Aside from the expiration date, your contact lens prescription normally should show information such as:
Name of the prescriber
Date of your eye exam
Power of the vision correction, expressed in numbers preceded by plus or minus signs
Curvature of the lenses
Diameter of the lenses
Brand name of the lenses
“If the lenses will not be dispensed by the prescribing practitioner, it is important that whoever fills the prescription does so completely and accurately,” says the GP Lens Institute, the educational arm of the Contact Lens Manufacturers Association.
3. Be aware contacts and glasses prescriptions are different
If you have a prescription for eyeglasses, you can’t use it to buy contact lenses. You’ll need a separate prescription just for contacts.
The main reason: Eyeglass lenses are positioned about 12 millimeters from your eyes, while contact lenses rest directly on the surface of your eyes.
4. Stick to the prescribed brand
The FDA suggests being on the lookout for attempts to substitute one contact lens brand (perhaps a cheaper variety) for the one that appears on your prescription.
“While this may be acceptable in some situations, there are differences in the water content and shape between different brands,” the FDA says. “The correct choice of which lens is right for you should be based only on an examination by your eye care professional.”
In addition to ensuring the brand is correct, double-check whether the power and other details are right, the FDA says. If something about the lenses appears to be wrong, contact your eye care professional and the retailer.
5. Shop around
Prices for the exact same brand of contacts frequently vary from seller to seller. Therefore, it can pay to do some comparison shopping — you might be able to save some money.
In addition, hunt for cost-cutting deals or coupon codes, and take a look at subscription services that sell bulk supplies of contacts. You can find discounts on Coastal’s contact lenses on our Eyewear Offers page.
Other ways to cut your contact lens costs: Check your vision insurance coverage for contacts and for any rebates on your contact lens purchase.
READ MORE: Your complete guide to buying contact lenses
6. Ensure you always have contacts and lens care supplies
“Some contact lenses may take time to get to you, so make sure you order early enough you don’t run out,” says Mike Suh, director of contact lenses at online eyewear retailer Clearly.
No matter how many contact lenses you plan to buy, don’t select an online retailer based on price alone. You should take other factors into account, including whether you or your friends, relatives or colleagues are familiar with or have a good impression of the retailer.
7. Check out the seller’s reputation
Before buying contact lenses from an online retailer, do some online research. Look at customer reviews, and visit the websites of organizations like the Better Business Bureau to see whether complaints have been filed against the retailer.
“Order your contact lenses from a supplier you are familiar with and know is reliable. Contact lenses are often more complex than they appear,” the FDA advises.

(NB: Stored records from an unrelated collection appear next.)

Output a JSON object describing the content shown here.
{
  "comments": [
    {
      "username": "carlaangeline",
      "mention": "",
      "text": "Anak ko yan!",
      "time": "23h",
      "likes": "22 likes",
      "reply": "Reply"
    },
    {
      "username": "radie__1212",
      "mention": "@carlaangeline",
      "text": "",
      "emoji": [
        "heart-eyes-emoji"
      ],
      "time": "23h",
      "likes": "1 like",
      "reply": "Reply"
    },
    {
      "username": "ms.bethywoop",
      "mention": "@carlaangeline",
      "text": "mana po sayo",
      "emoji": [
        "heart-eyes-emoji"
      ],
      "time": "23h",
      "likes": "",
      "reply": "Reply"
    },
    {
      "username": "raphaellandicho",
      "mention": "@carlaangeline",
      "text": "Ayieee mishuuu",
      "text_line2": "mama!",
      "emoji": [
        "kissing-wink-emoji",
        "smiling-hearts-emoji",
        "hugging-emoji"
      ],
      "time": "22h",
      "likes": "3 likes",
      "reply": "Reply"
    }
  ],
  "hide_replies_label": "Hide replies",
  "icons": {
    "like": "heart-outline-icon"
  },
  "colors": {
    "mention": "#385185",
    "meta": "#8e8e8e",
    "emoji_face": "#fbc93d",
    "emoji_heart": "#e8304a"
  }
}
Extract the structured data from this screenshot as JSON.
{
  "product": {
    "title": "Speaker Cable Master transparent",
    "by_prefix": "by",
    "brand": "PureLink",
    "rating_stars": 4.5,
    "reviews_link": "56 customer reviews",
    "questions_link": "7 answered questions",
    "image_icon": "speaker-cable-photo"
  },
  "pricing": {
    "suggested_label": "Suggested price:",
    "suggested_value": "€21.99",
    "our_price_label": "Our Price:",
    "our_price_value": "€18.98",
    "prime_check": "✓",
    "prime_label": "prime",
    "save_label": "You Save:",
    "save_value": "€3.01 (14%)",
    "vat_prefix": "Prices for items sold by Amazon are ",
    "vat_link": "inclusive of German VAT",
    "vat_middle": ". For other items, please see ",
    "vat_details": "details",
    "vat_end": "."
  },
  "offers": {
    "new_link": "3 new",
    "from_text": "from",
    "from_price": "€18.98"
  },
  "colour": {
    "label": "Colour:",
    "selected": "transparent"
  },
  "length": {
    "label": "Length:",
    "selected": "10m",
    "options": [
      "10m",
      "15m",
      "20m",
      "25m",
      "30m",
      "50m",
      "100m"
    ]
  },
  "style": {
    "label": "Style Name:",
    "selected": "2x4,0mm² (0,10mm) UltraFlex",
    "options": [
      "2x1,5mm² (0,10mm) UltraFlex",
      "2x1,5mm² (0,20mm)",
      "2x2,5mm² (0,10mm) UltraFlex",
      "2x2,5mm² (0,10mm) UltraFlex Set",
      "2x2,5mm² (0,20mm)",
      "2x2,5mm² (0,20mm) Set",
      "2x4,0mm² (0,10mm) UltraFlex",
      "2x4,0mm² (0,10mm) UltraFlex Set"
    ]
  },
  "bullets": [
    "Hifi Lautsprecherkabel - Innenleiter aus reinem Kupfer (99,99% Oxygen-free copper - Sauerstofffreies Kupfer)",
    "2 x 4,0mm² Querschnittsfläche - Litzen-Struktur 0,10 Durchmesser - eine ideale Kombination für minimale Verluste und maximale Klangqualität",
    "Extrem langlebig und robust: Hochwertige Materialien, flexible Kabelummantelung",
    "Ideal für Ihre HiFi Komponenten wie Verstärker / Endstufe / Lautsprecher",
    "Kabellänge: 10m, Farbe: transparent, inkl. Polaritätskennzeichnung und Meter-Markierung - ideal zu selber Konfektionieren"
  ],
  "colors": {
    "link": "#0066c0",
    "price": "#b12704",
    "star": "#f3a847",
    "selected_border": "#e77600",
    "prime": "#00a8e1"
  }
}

New York City ophthalmologist Dr. Michelle Rhee, president of the Eye and Contact Lens Association, cautions that some e-commerce sites might be selling contacts that are not approved by the FDA or that are counterfeit.
Dylan Herold, a contact lens specialist at Clearly, says you also should examine a retailer’s customer service and return policies, as well as the ease of ordering, the security of the retailer’s website, and the selection of products, accessories and manufacturers.
“A provider that only has a few products won’t be able to serve a customer’s range of needs,” Herold says.
8. Beware of online eye exams
Dr. Ming Wang of Wang Vision 3D Cataract and LASIK Center in Nashville recommends steering clear of online eye exams marketed by some e-commerce retailers of contact lenses.
“These services are not likely to get someone a correct prescription and cannot diagnose eye problems that could be occurring. They are not evaluating the material and fit with how it interacts with someone’s anatomy,” Wang says.
“They are in no way a substitute for an in-person eye examination and customized contact lens fitting. Anyone who needs contact lenses should be sure to have a fitting done with a local doctor.”
Page published in February 2019
Page updated in October 2021